time2posix, posix2time \- convert seconds since the Epoch
.B #include <sys/types.h>
.B #include <time.h>
.B time_t time2posix(t)
.B time_t t
.B time_t posix2time(t)
.B time_t t
IEEE Standard 1003.1
legislates that a time_t value of
536457599 shall correspond to "Wed Dec 31 23:59:59 GMT 1986."
This effectively implies that POSIX time_t's cannot include leap
seconds and,
that the system time must be adjusted as each leap occurs.
If the time package is configured with leap-second support
no such adjustment is needed and
time_t values continue to increase over leap events
(as a true `seconds since...' value).
This means that these values will differ from those required by POSIX
by the net number of leap seconds inserted since the Epoch.
Typically this is not a problem as the type time_t is intended
to be
opaque\(emtime_t values should only be obtained-from and
passed-to functions such as
.IR time(3) ,

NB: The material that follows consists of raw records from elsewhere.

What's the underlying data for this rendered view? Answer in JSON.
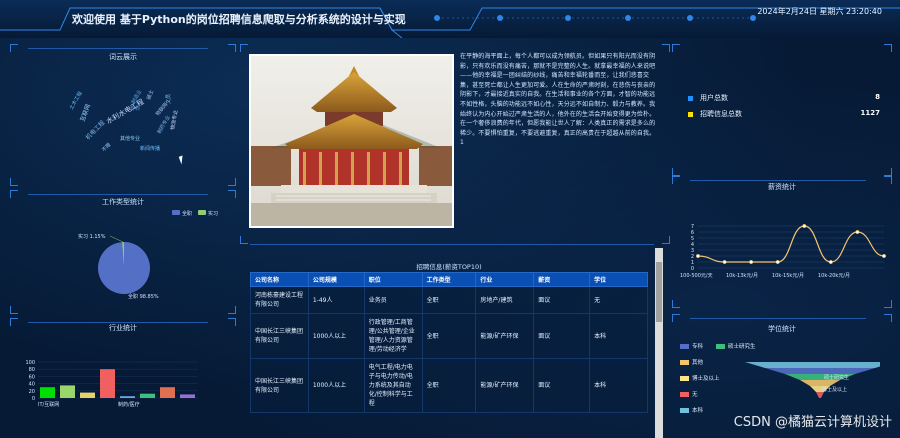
{
  "header": {
    "title": "欢迎使用 基于Python的岗位招聘信息爬取与分析系统的设计与实现",
    "datetime": "2024年2月24日 星期六 23:20:40"
  },
  "panels": {
    "wordcloud_title": "词云展示",
    "jobtype_title": "工作类型统计",
    "industry_title": "行业统计",
    "salary_title": "薪资统计",
    "education_title": "学位统计",
    "table_title": "招聘信息(薪资TOP10)"
  },
  "wordcloud": {
    "words": [
      "互联网",
      "土木工程",
      "机电工程",
      "水利水电工程",
      "制造业",
      "物联网",
      "其他专业",
      "不限",
      "新闻传播",
      "制药专业",
      "物流专业",
      "专科",
      "硕士",
      "文员"
    ]
  },
  "article": {
    "text": "在平静的海平面上，每个人都可以成为领航员。但如果只有阳光而没有阴影，只有欢乐而没有痛苦，那就不是完整的人生。就拿最幸福的人来说吧——他的幸福是一团纠结的纱线，痛苦和幸福轮番而至，让我们悲喜交集，甚至死亡都让人生更加可爱。人在生命的严肃时刻，在悲伤与丧亲的阴影下，才最接近真实的自我。在生活和事业的各个方面，才智的功能远不如性格，头脑的功能远不如心性，天分远不如自制力、毅力与教养。我始终认为内心开始过严肃生活的人，他外在的生活会开始变得更为俭朴。在一个奢侈浪费的年代，但愿我能让世人了解：人类真正的需求是多么的稀少。不要惧怕重复，不要逃避重复，真正的高贵在于超越从前的自我。1"
  },
  "stats": {
    "users_label": "用户总数",
    "users_value": "8",
    "jobs_label": "招聘信息总数",
    "jobs_value": "1127",
    "users_color": "#1e90ff",
    "jobs_color": "#ffe000"
  },
  "table": {
    "headers": [
      "公司名称",
      "公司规模",
      "职位",
      "工作类型",
      "行业",
      "薪资",
      "学位"
    ],
    "rows": [
      [
        "河南栋豪建设工程有限公司",
        "1-49人",
        "业务员",
        "全职",
        "房地产/建筑",
        "面议",
        "无"
      ],
      [
        "中国长江三峡集团有限公司",
        "1000人以上",
        "行政管理/工商管理/公共管理/企业管理/人力资源管理/劳动经济学",
        "全职",
        "能源/矿产环保",
        "面议",
        "本科"
      ],
      [
        "中国长江三峡集团有限公司",
        "1000人以上",
        "电气工程/电力电子与电力传动/电力系统及其自动化/控制科学与工程",
        "全职",
        "能源/矿产环保",
        "面议",
        "本科"
      ]
    ]
  },
  "chart_data": [
    {
      "type": "pie",
      "labels": [
        "全职",
        "实习"
      ],
      "values": [
        98.85,
        1.15
      ],
      "data_labels": [
        "全职 98.85%",
        "实习 1.15%"
      ],
      "colors": [
        "#5470c6",
        "#91cc75"
      ],
      "legend": [
        "全职",
        "实习"
      ],
      "legend_position": "top-right"
    },
    {
      "type": "bar",
      "categories": [
        "IT/互联网",
        "",
        "",
        "",
        "制药/医疗",
        "",
        "",
        ""
      ],
      "tick_labels": [
        "IT/互联网",
        "制药/医疗"
      ],
      "values": [
        30,
        35,
        15,
        80,
        5,
        12,
        30,
        10
      ],
      "colors": [
        "#00e000",
        "#9ad66b",
        "#e8d36a",
        "#f06060",
        "#6ea8e0",
        "#3fbf7f",
        "#e07050",
        "#9a6fd0"
      ],
      "yticks": [
        "0",
        "20",
        "40",
        "60",
        "80",
        "100"
      ],
      "ylim": [
        0,
        100
      ]
    },
    {
      "type": "line",
      "categories": [
        "100-500元/天",
        "10k-13k元/月",
        "10k-15k元/月",
        "10k-20k元/月",
        ""
      ],
      "x_tick_labels": [
        "100-500元/天",
        "10k-13k元/月",
        "10k-15k元/月",
        "10k-20k元/月"
      ],
      "values": [
        2,
        1,
        1,
        1,
        7,
        1,
        6,
        2
      ],
      "yticks": [
        "0",
        "1",
        "2",
        "3",
        "4",
        "5",
        "6",
        "7"
      ],
      "ylim": [
        0,
        7
      ],
      "color": "#f3c56b"
    },
    {
      "type": "funnel",
      "labels": [
        "专科",
        "硕士研究生",
        "其他",
        "博士及以上",
        "无",
        "本科"
      ],
      "visible_labels": [
        "硕士研究生",
        "博士及以上"
      ],
      "colors": [
        "#5470c6",
        "#3fbf7f",
        "#f3c56b",
        "#ffe38a",
        "#f06060",
        "#73c0de"
      ]
    }
  ],
  "watermark": "CSDN @橘猫云计算机设计"
}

.IR localtime(3) ,
.IR mktime(3) ,
.IR difftime(3) .
POSIX gives an arithmetic
expression for directly computing a time_t value from a given date/time,
and the same relationship is assumed by some
(usually older)
Any programs creating/dissecting time_t's
using such a relationship will typically not handle intervals
over leap seconds correctly.
.I time2posix
.I posix2time
functions are provided to address this time_t mismatch by converting
between local time_t values and their POSIX equivalents.
This is done by accounting for the number of time-base changes that
would have taken place on a POSIX system as leap seconds were inserted
or deleted.
These converted values can then be used in lieu of correcting the older
or when communicating with POSIX-compliant systems.
.I Time2posix
is single-valued.
That is,
every local time_t
corresponds to a single POSIX time_t.
.I Posix2time
is less well-behaved:
for a positive leap second hit the result is not unique,
and for a negative leap second hit the corresponding
POSIX time_t doesn't exist so an adjacent value is returned.
Both of these are good indicators of the inferiority of the
POSIX representation.
The following table summarizes the relationship between a time
T and it's conversion to,
and back from,
the POSIX representation over the leap second inserted at the end of June,
.ta \w'93/06/30 'u +\w'23:59:59 'u +\w'A+0 'u +\w'X=time2posix(T) 'u
DATE	TIME	T	X=time2posix(T)	posix2time(X)
93/06/30	23:59:59	A+0	B+0	A+0
93/06/30	23:59:60	A+1	B+1	A+1 or A+2
93/07/01	00:00:00	A+2	B+1	A+1 or A+2
93/07/01	00:00:01	A+3	B+2	A+3

A leap second deletion would look like...

DATE	TIME	T	X=time2posix(T)	posix2time(X)
??/06/30	23:59:58	A+0	B+0	A+0
??/07/01	00:00:00	A+1	B+2	A+1
??/07/01	00:00:01	A+2	B+3	A+2
	[Note: posix2time(B+1) => A+0 or A+1]
If leap-second support is not enabled,
local time_t's and
POSIX time_t's are equivalent,
and both
.I time2posix
.I posix2time
degenerate to the identity function.
.\" @(#)time2posix.3	7.6
.\" This file is in the public domain, so clarified as of
.\" 1996-06-05 by Arthur David Olson (arthur_david_olson@nih.gov).